Built by Portuguese dictator Antonio de Oliveira Salazar in 1933, the prison camp of Tarrafal on Santiago Island housed political prisoners and Africans rebelling against colonial rule in Cape Verde, Angola, and Guinea-Bissau, who were held here until Cape Verde won its independence in 1975. Since then, the complex of prison cells, administrative facilities, and a small railway for the transport of supplies and fuel has been used as a military base, a refugee camp, a storage facility, and a school. These functions caused changes and alterations that have damaged and disfigured the site.
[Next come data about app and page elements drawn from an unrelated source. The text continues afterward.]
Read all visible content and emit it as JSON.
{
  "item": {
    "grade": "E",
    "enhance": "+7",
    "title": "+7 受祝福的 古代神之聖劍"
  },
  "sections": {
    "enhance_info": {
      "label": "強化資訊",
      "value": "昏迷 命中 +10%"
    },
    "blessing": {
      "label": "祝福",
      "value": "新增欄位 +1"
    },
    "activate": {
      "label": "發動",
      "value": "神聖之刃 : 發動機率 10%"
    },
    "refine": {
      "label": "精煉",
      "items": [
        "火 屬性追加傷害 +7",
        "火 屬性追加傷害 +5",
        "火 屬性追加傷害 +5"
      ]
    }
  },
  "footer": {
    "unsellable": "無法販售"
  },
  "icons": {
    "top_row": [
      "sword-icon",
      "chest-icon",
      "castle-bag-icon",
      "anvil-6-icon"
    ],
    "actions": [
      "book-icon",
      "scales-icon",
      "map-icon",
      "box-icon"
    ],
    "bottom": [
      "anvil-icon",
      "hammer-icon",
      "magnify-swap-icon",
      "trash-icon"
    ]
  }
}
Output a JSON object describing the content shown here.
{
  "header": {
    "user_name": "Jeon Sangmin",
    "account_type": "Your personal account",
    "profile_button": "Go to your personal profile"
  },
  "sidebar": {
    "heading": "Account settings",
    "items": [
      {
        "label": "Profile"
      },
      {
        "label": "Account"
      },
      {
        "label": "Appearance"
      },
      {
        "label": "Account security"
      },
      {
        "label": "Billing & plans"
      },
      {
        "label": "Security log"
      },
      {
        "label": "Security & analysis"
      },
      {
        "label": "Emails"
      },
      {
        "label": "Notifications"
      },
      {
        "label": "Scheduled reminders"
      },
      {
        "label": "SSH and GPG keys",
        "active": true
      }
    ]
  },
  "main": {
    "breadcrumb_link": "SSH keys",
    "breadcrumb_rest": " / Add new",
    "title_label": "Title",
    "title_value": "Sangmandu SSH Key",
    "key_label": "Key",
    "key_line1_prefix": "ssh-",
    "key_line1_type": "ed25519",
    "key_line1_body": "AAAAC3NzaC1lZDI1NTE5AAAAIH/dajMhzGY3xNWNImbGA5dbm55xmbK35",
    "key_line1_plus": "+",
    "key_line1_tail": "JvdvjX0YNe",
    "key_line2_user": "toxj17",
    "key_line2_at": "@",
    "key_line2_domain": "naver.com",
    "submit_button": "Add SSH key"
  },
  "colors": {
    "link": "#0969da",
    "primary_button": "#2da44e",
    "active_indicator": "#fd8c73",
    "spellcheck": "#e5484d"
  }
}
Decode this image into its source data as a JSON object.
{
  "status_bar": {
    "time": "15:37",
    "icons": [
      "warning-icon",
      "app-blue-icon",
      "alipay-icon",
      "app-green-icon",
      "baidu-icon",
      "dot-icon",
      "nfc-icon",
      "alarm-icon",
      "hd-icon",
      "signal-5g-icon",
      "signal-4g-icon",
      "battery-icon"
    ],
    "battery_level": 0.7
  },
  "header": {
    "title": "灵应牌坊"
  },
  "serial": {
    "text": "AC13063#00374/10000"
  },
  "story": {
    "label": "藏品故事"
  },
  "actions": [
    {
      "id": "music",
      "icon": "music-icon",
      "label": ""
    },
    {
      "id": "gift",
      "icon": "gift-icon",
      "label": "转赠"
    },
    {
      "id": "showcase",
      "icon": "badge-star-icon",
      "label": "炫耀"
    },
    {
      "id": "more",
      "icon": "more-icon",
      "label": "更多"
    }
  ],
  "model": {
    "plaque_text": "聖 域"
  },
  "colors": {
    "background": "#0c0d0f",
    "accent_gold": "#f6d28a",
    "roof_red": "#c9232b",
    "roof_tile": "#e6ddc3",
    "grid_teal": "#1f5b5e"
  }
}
Most of its buildings lack windows and doors and many of the buildings’ roofs are missing or badly damaged.
While it is often difficult to find support for places that highlight dark chapters in human history, sites such as Tarrafal serve as important reminders of the history of humankind’s quest for freedom.
Since the Watch
In 2009 an international symposium on the former Tarrafal concentration camp took place in Praia, Cape Verde, on the 35th anniversary of the camp’s closing. The symposium was attended by former political prisoners and specialists from the countries of Cape Verde, Angola, Guinea Bissau and Portugal. The Tarrafal Concentration Camp has since been turned into a museum, the Museu da Resistência, displaying photos, plaques, and artifacts. Last update: November 2014